- [DATA FOR THE TASK]:
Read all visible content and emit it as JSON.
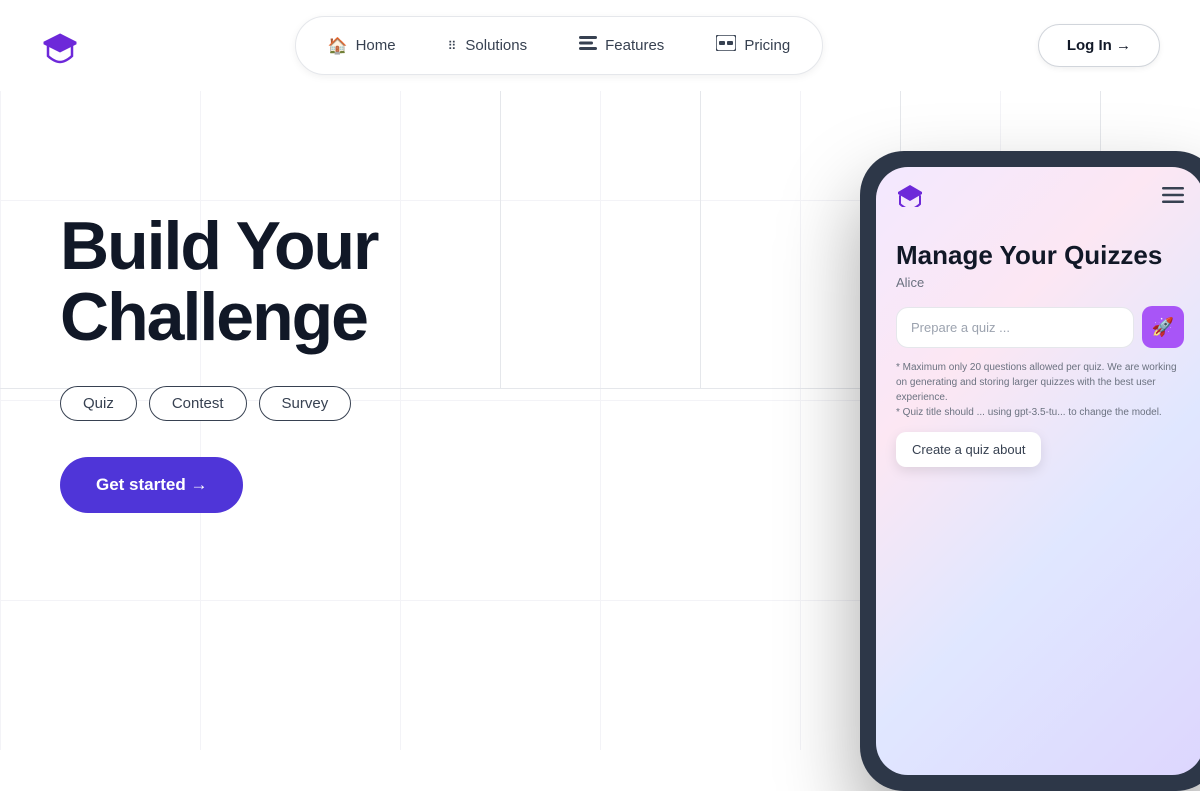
{
  "navbar": {
    "logo_alt": "EduLogo",
    "nav_items": [
      {
        "label": "Home",
        "icon": "🏠"
      },
      {
        "label": "Solutions",
        "icon": "⠿"
      },
      {
        "label": "Features",
        "icon": "▬"
      },
      {
        "label": "Pricing",
        "icon": "💲"
      }
    ],
    "login_label": "Log In →"
  },
  "hero": {
    "title_line1": "Build Your",
    "title_line2": "Challenge",
    "tags": [
      "Quiz",
      "Contest",
      "Survey"
    ],
    "cta_primary": "Get started →",
    "cta_secondary": ""
  },
  "phone_mockup": {
    "app_title": "Manage Your Quizzes",
    "app_user": "Alice",
    "input_placeholder": "Prepare a quiz ...",
    "hint_text": "* Maximum only 20 questions allowed per quiz. We are working on generating and storing larger quizzes with the best user experience.\n* Quiz title should ... using gpt-3.5-tu... to change the model.",
    "tooltip_label": "Create a quiz about"
  }
}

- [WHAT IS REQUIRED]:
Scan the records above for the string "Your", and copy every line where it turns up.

- [SOLUTION FOR THIS TASK]:
    "title_line1": "Build Your",
    "app_title": "Manage Your Quizzes",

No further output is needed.